[Items from a data source]
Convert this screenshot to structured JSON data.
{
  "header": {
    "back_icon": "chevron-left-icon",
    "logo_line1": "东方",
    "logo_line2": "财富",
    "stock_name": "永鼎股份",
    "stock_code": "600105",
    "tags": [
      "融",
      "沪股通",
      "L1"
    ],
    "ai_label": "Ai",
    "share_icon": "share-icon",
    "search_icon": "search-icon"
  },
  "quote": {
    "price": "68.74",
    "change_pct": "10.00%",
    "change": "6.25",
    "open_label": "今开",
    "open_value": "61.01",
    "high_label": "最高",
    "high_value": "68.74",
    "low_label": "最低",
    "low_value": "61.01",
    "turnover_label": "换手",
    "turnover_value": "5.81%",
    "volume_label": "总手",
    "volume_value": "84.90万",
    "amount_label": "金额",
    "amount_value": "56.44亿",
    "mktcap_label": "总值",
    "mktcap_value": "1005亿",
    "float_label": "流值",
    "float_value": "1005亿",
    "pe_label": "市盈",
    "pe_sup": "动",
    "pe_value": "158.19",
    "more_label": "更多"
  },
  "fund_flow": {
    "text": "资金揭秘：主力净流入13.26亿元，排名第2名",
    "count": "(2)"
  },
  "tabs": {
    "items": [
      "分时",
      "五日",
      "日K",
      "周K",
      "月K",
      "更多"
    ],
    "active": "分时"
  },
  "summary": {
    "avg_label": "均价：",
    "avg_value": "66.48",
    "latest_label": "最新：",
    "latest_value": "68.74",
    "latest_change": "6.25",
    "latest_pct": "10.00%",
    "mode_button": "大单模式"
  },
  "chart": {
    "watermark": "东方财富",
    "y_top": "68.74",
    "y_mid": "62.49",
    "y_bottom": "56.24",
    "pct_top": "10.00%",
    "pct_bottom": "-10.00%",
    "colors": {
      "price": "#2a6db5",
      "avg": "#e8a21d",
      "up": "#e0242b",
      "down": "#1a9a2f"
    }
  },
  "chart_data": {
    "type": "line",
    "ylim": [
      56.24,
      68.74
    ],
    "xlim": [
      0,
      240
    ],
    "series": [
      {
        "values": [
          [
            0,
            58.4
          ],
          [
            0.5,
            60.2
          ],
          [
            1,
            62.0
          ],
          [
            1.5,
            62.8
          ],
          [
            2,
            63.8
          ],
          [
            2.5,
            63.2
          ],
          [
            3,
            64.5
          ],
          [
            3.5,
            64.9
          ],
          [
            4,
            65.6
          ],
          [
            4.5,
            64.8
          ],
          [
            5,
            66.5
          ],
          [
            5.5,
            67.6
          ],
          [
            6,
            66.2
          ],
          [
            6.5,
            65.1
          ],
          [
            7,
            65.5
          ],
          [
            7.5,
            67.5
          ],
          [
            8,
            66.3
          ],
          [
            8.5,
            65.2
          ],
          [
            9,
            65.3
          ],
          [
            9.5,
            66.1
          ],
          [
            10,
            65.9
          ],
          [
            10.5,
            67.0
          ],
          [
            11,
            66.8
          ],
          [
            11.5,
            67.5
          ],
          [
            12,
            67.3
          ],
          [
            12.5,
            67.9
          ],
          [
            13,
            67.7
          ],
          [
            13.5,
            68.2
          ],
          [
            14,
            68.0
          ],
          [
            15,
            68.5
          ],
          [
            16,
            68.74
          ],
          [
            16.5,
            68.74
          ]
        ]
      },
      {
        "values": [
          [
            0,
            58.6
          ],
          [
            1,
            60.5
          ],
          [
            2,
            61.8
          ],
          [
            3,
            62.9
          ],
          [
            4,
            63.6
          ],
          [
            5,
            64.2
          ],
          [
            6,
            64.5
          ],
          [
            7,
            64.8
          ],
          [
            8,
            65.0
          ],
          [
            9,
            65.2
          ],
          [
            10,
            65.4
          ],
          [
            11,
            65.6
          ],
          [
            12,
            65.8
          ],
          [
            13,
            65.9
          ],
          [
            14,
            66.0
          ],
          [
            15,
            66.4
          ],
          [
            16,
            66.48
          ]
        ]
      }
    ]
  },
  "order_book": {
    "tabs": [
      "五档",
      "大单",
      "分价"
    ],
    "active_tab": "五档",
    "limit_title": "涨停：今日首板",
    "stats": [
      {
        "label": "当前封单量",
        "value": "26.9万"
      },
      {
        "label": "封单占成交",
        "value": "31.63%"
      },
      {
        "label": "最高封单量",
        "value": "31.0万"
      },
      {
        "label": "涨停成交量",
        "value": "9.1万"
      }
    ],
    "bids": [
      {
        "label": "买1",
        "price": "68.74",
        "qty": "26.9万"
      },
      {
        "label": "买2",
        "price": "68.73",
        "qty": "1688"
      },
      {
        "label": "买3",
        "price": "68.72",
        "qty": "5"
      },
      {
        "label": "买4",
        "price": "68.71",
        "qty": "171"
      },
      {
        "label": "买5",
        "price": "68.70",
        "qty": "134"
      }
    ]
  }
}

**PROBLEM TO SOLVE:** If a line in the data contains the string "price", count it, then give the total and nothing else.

**REPLY:** 7